Other new features include Wi-Fi 6E, which offers faster speeds and uses the less crowded 6GHz band. Of course, like all routers that support the latest form of Wi-Fi, you need compatible devices. I cover the tech industry and review products for a living, and as far as I’m aware, I don’t own a single device that supports Wi-Fi 6E (even Apple’s iPhone 14 series only supports Wi-Fi 6).
I’m sure that will change over the next few years, but for now, I’m left out of the 6E fun, and most other people will be too. Like all new routers, the Nest Wifi Pro supporting Wi-Fi 6E will be future-proofing more than anything.
Speaking of preparing for the future, the Nest Wifi Pro will also work as a Thread border router once Google updates it with Matter support. Matter, formerly called Project CHIP, is the next big thing in smart home tech set to improve how devices communicate with each other. Thread is a wireless networking technology designed specifically for IoT and smart home devices. It relies on border routers (like the Nest Wifi Pro) to connect devices instead of weighing down your Wi-Fi connection with them.
Unlike the Nest Wifi, there are no Points with the Wifi Pro. Every Nest Wifi can be the base router. This also means that the Nest Wifi Pro isn’t compatible with earlier generations of Nest Wifi, and it doesn’t include Google Assistant/Smart Speaker support, forcing me to move some of my Google Home/Nest devices around to maintain voice assistant coverage across my home. While this isn’t surprising, it’s still disappointing, especially for anyone considering upgrading and hoping to continue using their Nest Wifi Points.
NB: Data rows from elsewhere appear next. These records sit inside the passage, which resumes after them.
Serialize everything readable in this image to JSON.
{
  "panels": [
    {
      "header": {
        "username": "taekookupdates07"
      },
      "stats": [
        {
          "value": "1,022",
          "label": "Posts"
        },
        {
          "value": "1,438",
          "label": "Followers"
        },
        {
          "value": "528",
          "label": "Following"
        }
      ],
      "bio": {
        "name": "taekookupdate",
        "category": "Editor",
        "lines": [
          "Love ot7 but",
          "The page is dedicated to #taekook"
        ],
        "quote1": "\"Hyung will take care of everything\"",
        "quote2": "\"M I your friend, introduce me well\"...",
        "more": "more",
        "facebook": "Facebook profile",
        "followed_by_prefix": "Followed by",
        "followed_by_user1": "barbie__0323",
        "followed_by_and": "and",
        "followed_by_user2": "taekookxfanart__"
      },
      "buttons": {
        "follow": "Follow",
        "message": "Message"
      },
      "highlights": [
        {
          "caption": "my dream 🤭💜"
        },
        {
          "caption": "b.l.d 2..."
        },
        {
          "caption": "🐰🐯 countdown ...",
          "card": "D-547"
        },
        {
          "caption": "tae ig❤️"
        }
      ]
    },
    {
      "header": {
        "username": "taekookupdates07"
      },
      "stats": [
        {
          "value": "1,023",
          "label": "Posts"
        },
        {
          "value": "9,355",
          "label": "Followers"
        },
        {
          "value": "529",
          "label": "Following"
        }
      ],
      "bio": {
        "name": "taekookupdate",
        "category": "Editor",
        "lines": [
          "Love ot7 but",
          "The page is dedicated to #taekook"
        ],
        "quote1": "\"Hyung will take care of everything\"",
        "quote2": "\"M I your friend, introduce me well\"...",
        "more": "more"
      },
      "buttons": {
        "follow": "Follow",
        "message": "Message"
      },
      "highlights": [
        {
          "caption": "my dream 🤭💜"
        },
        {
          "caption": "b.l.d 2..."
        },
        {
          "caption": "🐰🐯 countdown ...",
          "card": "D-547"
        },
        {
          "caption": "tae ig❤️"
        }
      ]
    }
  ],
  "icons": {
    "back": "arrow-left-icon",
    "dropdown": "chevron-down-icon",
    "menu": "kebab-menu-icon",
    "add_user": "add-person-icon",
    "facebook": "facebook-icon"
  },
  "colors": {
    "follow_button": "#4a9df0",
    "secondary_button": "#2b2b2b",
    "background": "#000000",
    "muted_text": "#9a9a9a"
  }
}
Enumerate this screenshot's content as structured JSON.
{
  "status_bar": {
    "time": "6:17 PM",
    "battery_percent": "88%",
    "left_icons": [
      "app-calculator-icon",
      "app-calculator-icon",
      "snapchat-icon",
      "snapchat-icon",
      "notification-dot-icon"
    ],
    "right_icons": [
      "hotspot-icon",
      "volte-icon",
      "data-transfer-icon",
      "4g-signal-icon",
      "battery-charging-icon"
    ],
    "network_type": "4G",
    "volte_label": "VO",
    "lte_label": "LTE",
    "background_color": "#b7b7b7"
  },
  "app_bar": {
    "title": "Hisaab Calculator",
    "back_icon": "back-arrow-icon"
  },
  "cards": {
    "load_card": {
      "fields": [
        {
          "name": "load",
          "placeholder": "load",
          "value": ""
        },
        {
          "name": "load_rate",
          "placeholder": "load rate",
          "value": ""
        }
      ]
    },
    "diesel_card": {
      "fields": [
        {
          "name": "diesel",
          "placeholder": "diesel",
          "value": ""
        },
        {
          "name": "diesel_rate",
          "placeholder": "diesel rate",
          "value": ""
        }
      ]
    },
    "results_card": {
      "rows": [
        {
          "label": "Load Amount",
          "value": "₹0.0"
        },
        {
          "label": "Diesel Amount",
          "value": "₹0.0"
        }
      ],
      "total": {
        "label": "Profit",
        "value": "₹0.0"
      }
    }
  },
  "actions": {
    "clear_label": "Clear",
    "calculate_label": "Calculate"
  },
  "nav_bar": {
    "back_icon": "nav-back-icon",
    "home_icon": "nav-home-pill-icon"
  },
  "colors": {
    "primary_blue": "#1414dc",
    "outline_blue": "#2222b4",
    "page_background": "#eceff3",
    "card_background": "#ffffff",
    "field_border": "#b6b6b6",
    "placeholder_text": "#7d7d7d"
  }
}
It’s worth mentioning that I’m not a fan of the Nest Wifi Pro’s design. It’s very glossy (as you can see from the photos in this story), unlike the matte Nest Wifi, which attracts more fingerprints and dust. In Canada, the Nest Wifi Pro is only available in ‘Snow’ and ‘Fog,’ while our counterparts in the U.S. get cool colours like ‘Linen’ and ‘Lemongrass.’ Of course, this is a router that sits staticly in your home, so the design doesn’t matter that much, but still, I prefer the understated look of the Nest Wifi to the new Nest Wifi Pro.
Like Google’s Nest Wifi, the Wifi Pro is managed through Google’s Home app. Within the app, you can set up a family Wi-Fi connection that pauses the connection on kids’ devices at bedtime, a guest network and manage all of the devices connected to the router. The mesh router also automatically prioritizes high-bandwidth traffic like gaming and video calls and optimizes its band use, just like its predecessor.
I’m still not sure if the upgrade to the Nest Wifi Pro is worth it for most people. For someone like myself that has dozens of devices connected in their home at the same time and has craved a solid mesh signal for years, I’m impressed with the improvements Google has made to its route with the Wifi Pro. I plan to spend more time with Google’s Nest Wifi Pro in the coming days and will update this story with more impressions.